Teaching your children to not bully and to treat others with respect (Does “turn the other cheek” and “love thy neighbor” sound familiar?) is the best way to eradicate bullying from our families.
And even that is a tough job to complete.
*Generic photos courtesy of freedigitalphotos.net
C. KEVIN THOMPSON is an ordained minister with a B.A. In Bible (Houghton College, Houghton, NY), an M.A. in Christian Studies (Wesley Biblical Seminary, Jackson, MS), and an M.Ed. in Educational Leadership (National-Louis University, Wheeling, IL). He presently works as an assistant principal in a middle school. He also has several years experience as an administrator at the high school level.
A former Language Arts teacher, Kevin decided to put his money where his mouth was and write, fiction mostly. Now, years later, he is a member of the Christian Authors Network (CAN), American Christian Fictions Writers (ACFW), and Word Weavers International. He is the Chapter President of Word Weavers-Lake County (FL), and his published works include two award-winning novels, The Serpent’s Grasp (Winner of the 2013 Blue Ridge Mountain Christian Writers Conference Selah Award for First Fiction) and 30 Days Hath Revenge - A Blake Meyer Thriller: Book 1, as well as articles in The Wesleyan Advocate, The Preacher, Vista, The Des Moines Register and The Ocala Star-Banner.
Kevin is a huge fan of the TV series 24 , The Blacklist, Blue Bloods, and Criminal Minds, loves anything to do with Star Trek, and is a Sherlock Holmes fanatic, too.
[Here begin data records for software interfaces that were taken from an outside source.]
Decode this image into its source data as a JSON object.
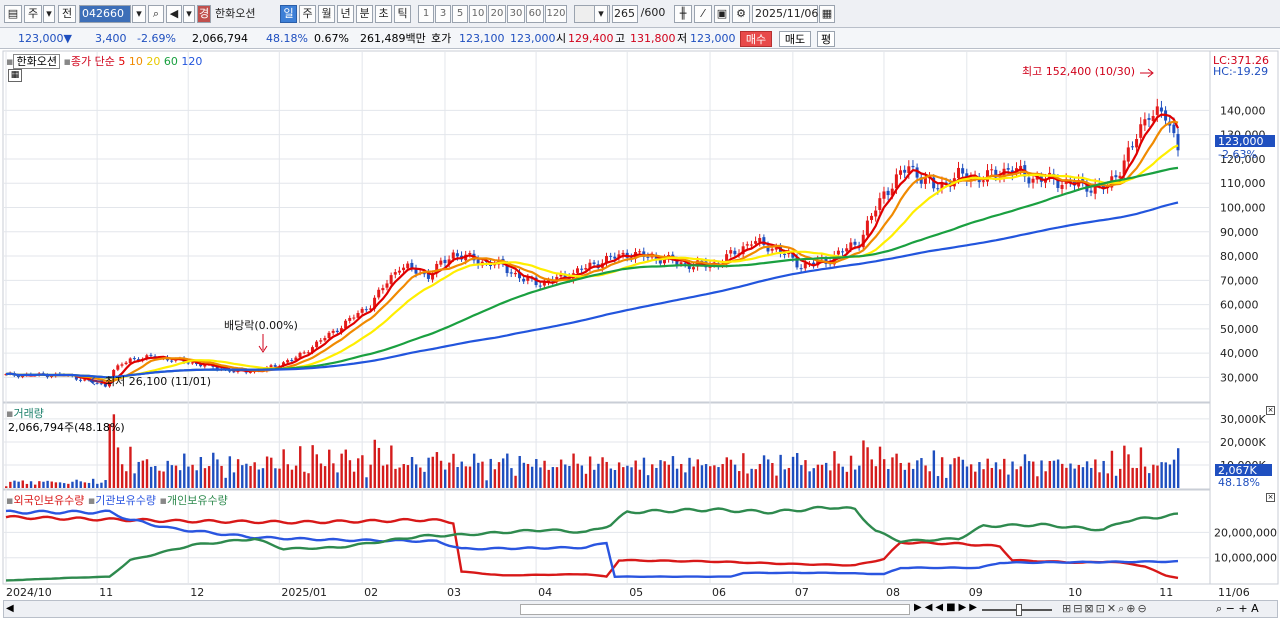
{
  "toolbar": {
    "market_type": "주",
    "prefix": "전",
    "stock_code": "042660",
    "stock_badge": "경",
    "stock_name": "한화오션",
    "periods": [
      "일",
      "주",
      "월",
      "년",
      "분",
      "초",
      "틱"
    ],
    "selected_period": "일",
    "intervals": [
      "1",
      "3",
      "5",
      "10",
      "20",
      "30",
      "60",
      "120"
    ],
    "bar_count": "265",
    "bar_max": "/600",
    "date": "2025/11/06"
  },
  "info": {
    "price": "123,000",
    "change": "3,400",
    "change_pct": "-2.69%",
    "volume": "2,066,794",
    "volume_ratio": "48.18%",
    "turnover": "0.67%",
    "trade_value": "261,489백만",
    "quote_label": "호가",
    "bid": "123,100",
    "ask": "123,000",
    "open_label": "시",
    "open": "129,400",
    "high_label": "고",
    "high": "131,800",
    "low_label": "저",
    "low": "123,000",
    "buy_btn": "매수",
    "sell_btn": "매도",
    "avg_btn": "평"
  },
  "price_panel": {
    "stock_name": "한화오션",
    "ma_label": "종가 단순",
    "ma_periods": [
      "5",
      "10",
      "20",
      "60",
      "120"
    ],
    "ma_colors": [
      "#e00000",
      "#f08a00",
      "#ffee00",
      "#1aa040",
      "#2255dd"
    ],
    "lc": "LC:371.26",
    "hc": "HC:-19.29",
    "current_price": "123,000",
    "current_pct": "-2.63%",
    "high_annot": "최고 152,400 (10/30)",
    "low_annot": "최저 26,100 (11/01)",
    "dividend_annot": "배당락(0.00%)",
    "y_ticks": [
      "140,000",
      "130,000",
      "120,000",
      "110,000",
      "100,000",
      "90,000",
      "80,000",
      "70,000",
      "60,000",
      "50,000",
      "40,000",
      "30,000"
    ]
  },
  "volume_panel": {
    "title": "거래량",
    "value": "2,066,794주(48.18%)",
    "y_ticks": [
      "30,000K",
      "20,000K",
      "10,000K"
    ],
    "current": "2,067K",
    "current_pct": "48.18%"
  },
  "holding_panel": {
    "series_names": [
      "외국인보유수량",
      "기관보유수량",
      "개인보유수량"
    ],
    "series_colors": [
      "#d81818",
      "#2a55e0",
      "#2e8a4e"
    ],
    "y_ticks": [
      "20,000,000",
      "10,000,000"
    ]
  },
  "x_axis": {
    "labels": [
      "2024/10",
      "11",
      "12",
      "2025/01",
      "02",
      "03",
      "04",
      "05",
      "06",
      "07",
      "08",
      "09",
      "10",
      "11"
    ],
    "end_date": "11/06"
  },
  "chart_data": {
    "type": "candlestick",
    "price_anchors": [
      [
        0,
        31000
      ],
      [
        14,
        31000
      ],
      [
        20,
        28500
      ],
      [
        24,
        26500
      ],
      [
        26,
        33000
      ],
      [
        30,
        37500
      ],
      [
        36,
        38500
      ],
      [
        45,
        36000
      ],
      [
        55,
        32500
      ],
      [
        62,
        33000
      ],
      [
        70,
        38000
      ],
      [
        80,
        50000
      ],
      [
        88,
        60000
      ],
      [
        95,
        76000
      ],
      [
        102,
        72000
      ],
      [
        108,
        81000
      ],
      [
        114,
        78000
      ],
      [
        120,
        76000
      ],
      [
        125,
        70000
      ],
      [
        130,
        69000
      ],
      [
        137,
        73000
      ],
      [
        144,
        78000
      ],
      [
        150,
        81000
      ],
      [
        158,
        79000
      ],
      [
        166,
        76000
      ],
      [
        172,
        77000
      ],
      [
        180,
        86000
      ],
      [
        186,
        83000
      ],
      [
        192,
        76000
      ],
      [
        198,
        78000
      ],
      [
        206,
        86000
      ],
      [
        212,
        106000
      ],
      [
        218,
        117000
      ],
      [
        224,
        108000
      ],
      [
        230,
        113000
      ],
      [
        236,
        112000
      ],
      [
        242,
        116000
      ],
      [
        248,
        112000
      ],
      [
        254,
        111000
      ],
      [
        260,
        109000
      ],
      [
        266,
        108000
      ],
      [
        272,
        125000
      ],
      [
        276,
        140000
      ],
      [
        280,
        137000
      ],
      [
        283,
        126000
      ]
    ],
    "holding": {
      "foreign": [
        [
          0,
          26000000
        ],
        [
          28,
          25000000
        ],
        [
          40,
          24500000
        ],
        [
          70,
          24000000
        ],
        [
          90,
          24500000
        ],
        [
          102,
          25000000
        ],
        [
          108,
          24000000
        ],
        [
          110,
          4500000
        ],
        [
          120,
          3000000
        ],
        [
          140,
          3500000
        ],
        [
          145,
          2500000
        ],
        [
          148,
          9000000
        ],
        [
          170,
          8500000
        ],
        [
          190,
          7500000
        ],
        [
          205,
          7000000
        ],
        [
          212,
          9500000
        ],
        [
          216,
          16000000
        ],
        [
          230,
          15500000
        ],
        [
          240,
          14500000
        ],
        [
          243,
          9000000
        ],
        [
          260,
          8000000
        ],
        [
          266,
          8500000
        ],
        [
          272,
          7500000
        ],
        [
          275,
          6500000
        ],
        [
          280,
          3000000
        ],
        [
          283,
          2000000
        ]
      ],
      "institution": [
        [
          0,
          28000000
        ],
        [
          25,
          28000000
        ],
        [
          30,
          25000000
        ],
        [
          40,
          21500000
        ],
        [
          60,
          18000000
        ],
        [
          80,
          17000000
        ],
        [
          104,
          16500000
        ],
        [
          110,
          13500000
        ],
        [
          140,
          14000000
        ],
        [
          145,
          16000000
        ],
        [
          147,
          2500000
        ],
        [
          175,
          2500000
        ],
        [
          178,
          4000000
        ],
        [
          200,
          4000000
        ],
        [
          212,
          3500000
        ],
        [
          216,
          6000000
        ],
        [
          235,
          6000000
        ],
        [
          240,
          8000000
        ],
        [
          283,
          8500000
        ]
      ],
      "individual": [
        [
          0,
          1000000
        ],
        [
          15,
          2000000
        ],
        [
          25,
          2500000
        ],
        [
          30,
          9000000
        ],
        [
          45,
          15000000
        ],
        [
          60,
          17500000
        ],
        [
          67,
          13500000
        ],
        [
          80,
          14000000
        ],
        [
          100,
          18500000
        ],
        [
          110,
          19000000
        ],
        [
          130,
          21000000
        ],
        [
          140,
          20000000
        ],
        [
          146,
          23000000
        ],
        [
          150,
          28000000
        ],
        [
          170,
          29000000
        ],
        [
          185,
          28000000
        ],
        [
          200,
          30000000
        ],
        [
          205,
          29000000
        ],
        [
          210,
          20500000
        ],
        [
          216,
          16500000
        ],
        [
          230,
          17500000
        ],
        [
          236,
          22500000
        ],
        [
          250,
          23000000
        ],
        [
          265,
          21000000
        ],
        [
          270,
          24500000
        ],
        [
          283,
          27000000
        ]
      ]
    },
    "y_price_range": [
      24000,
      155000
    ],
    "y_volume_range": [
      0,
      33000000
    ],
    "y_holding_range": [
      0,
      32000000
    ]
  }
}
Facebook: C. Kevin Thompson – Author Page
Goodreads: C. Kevin Thompson